Your job is to retype all of the data word for word, leaving every image out.

-- Input data follows --

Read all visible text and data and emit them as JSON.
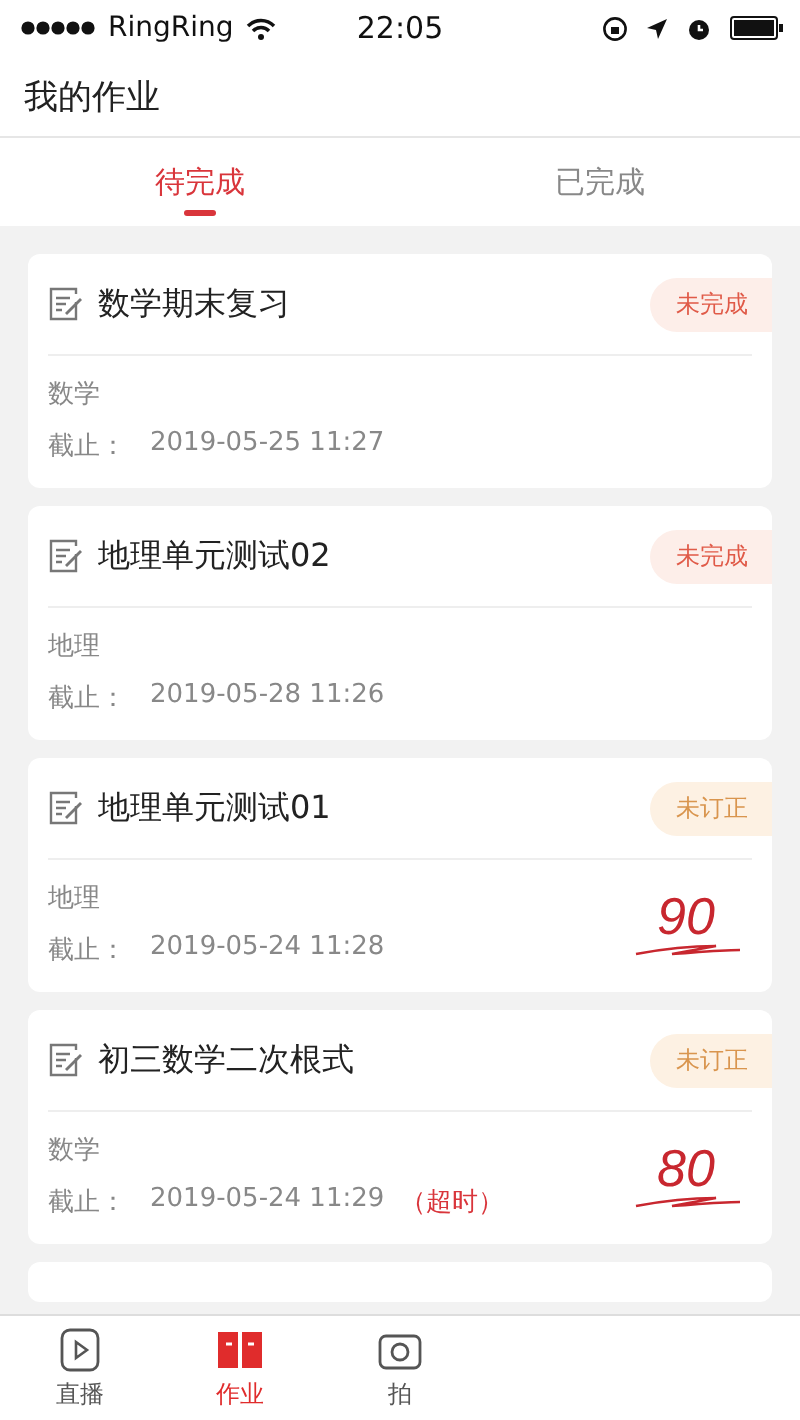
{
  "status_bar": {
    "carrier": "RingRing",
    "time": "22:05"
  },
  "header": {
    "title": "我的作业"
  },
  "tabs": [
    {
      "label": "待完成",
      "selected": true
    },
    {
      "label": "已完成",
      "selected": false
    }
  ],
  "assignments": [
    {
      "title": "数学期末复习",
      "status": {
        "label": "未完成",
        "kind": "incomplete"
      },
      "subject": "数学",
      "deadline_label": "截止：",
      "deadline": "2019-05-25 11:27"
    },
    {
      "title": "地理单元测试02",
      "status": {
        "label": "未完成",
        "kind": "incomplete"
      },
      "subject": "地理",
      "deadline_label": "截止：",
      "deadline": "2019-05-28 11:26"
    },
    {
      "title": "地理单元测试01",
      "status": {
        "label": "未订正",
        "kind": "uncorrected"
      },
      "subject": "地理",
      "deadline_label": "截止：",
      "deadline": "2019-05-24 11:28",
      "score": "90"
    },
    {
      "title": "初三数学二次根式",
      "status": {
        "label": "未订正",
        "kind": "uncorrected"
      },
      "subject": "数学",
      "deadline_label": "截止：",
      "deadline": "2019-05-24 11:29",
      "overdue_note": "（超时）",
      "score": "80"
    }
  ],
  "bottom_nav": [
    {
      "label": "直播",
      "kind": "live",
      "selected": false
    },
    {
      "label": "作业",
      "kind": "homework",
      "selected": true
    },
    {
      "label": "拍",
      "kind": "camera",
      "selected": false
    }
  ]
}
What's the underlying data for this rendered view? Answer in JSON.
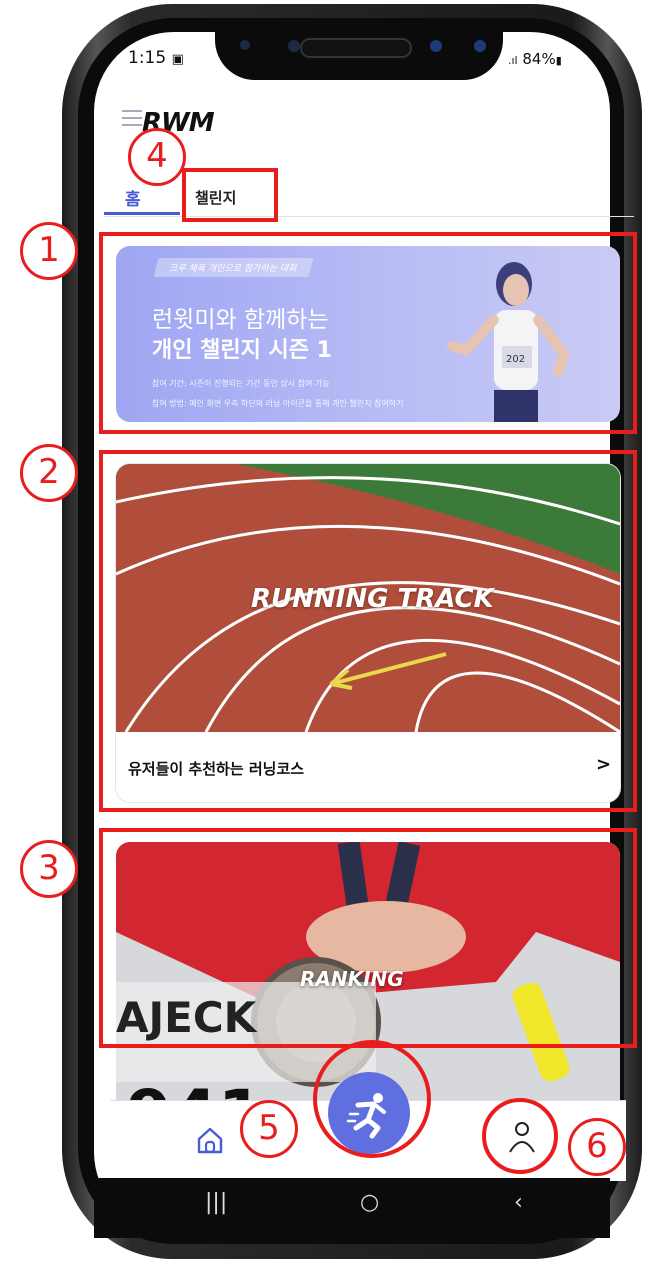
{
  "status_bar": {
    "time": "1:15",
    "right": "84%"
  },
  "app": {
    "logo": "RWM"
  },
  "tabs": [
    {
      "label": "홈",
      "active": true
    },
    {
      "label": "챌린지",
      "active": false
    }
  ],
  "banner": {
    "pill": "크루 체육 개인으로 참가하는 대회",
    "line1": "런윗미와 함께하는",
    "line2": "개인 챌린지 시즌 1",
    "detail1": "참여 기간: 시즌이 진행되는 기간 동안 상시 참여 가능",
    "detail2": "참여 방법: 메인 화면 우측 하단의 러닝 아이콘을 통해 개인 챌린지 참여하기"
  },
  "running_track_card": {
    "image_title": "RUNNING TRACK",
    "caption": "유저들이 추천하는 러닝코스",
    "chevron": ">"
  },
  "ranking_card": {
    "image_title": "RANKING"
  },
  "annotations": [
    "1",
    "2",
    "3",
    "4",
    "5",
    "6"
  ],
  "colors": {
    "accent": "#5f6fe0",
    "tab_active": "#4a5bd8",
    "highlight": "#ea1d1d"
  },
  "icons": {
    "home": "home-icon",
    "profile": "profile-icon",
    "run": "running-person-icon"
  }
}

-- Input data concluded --

* Answer section *
Read all visible text and data and emit them as JSON.
{
  "status_bar": {
    "carrier": "RingRing",
    "time": "22:05"
  },
  "header": {
    "title": "我的作业"
  },
  "tabs": [
    {
      "label": "待完成",
      "selected": true
    },
    {
      "label": "已完成",
      "selected": false
    }
  ],
  "assignments": [
    {
      "title": "数学期末复习",
      "status": {
        "label": "未完成",
        "kind": "incomplete"
      },
      "subject": "数学",
      "deadline_label": "截止：",
      "deadline": "2019-05-25 11:27"
    },
    {
      "title": "地理单元测试02",
      "status": {
        "label": "未完成",
        "kind": "incomplete"
      },
      "subject": "地理",
      "deadline_label": "截止：",
      "deadline": "2019-05-28 11:26"
    },
    {
      "title": "地理单元测试01",
      "status": {
        "label": "未订正",
        "kind": "uncorrected"
      },
      "subject": "地理",
      "deadline_label": "截止：",
      "deadline": "2019-05-24 11:28",
      "score": "90"
    },
    {
      "title": "初三数学二次根式",
      "status": {
        "label": "未订正",
        "kind": "uncorrected"
      },
      "subject": "数学",
      "deadline_label": "截止：",
      "deadline": "2019-05-24 11:29",
      "overdue_note": "（超时）",
      "score": "80"
    }
  ],
  "bottom_nav": [
    {
      "label": "直播",
      "kind": "live",
      "selected": false
    },
    {
      "label": "作业",
      "kind": "homework",
      "selected": true
    },
    {
      "label": "拍",
      "kind": "camera",
      "selected": false
    }
  ]
}
What's the underlying data for this rendered view? Answer in JSON.
{
  "status_bar": {
    "time": "1:15",
    "right": "84%"
  },
  "app": {
    "logo": "RWM"
  },
  "tabs": [
    {
      "label": "홈",
      "active": true
    },
    {
      "label": "챌린지",
      "active": false
    }
  ],
  "banner": {
    "pill": "크루 체육 개인으로 참가하는 대회",
    "line1": "런윗미와 함께하는",
    "line2": "개인 챌린지 시즌 1",
    "detail1": "참여 기간: 시즌이 진행되는 기간 동안 상시 참여 가능",
    "detail2": "참여 방법: 메인 화면 우측 하단의 러닝 아이콘을 통해 개인 챌린지 참여하기"
  },
  "running_track_card": {
    "image_title": "RUNNING TRACK",
    "caption": "유저들이 추천하는 러닝코스",
    "chevron": ">"
  },
  "ranking_card": {
    "image_title": "RANKING"
  },
  "annotations": [
    "1",
    "2",
    "3",
    "4",
    "5",
    "6"
  ],
  "colors": {
    "accent": "#5f6fe0",
    "tab_active": "#4a5bd8",
    "highlight": "#ea1d1d"
  },
  "icons": {
    "home": "home-icon",
    "profile": "profile-icon",
    "run": "running-person-icon"
  }
}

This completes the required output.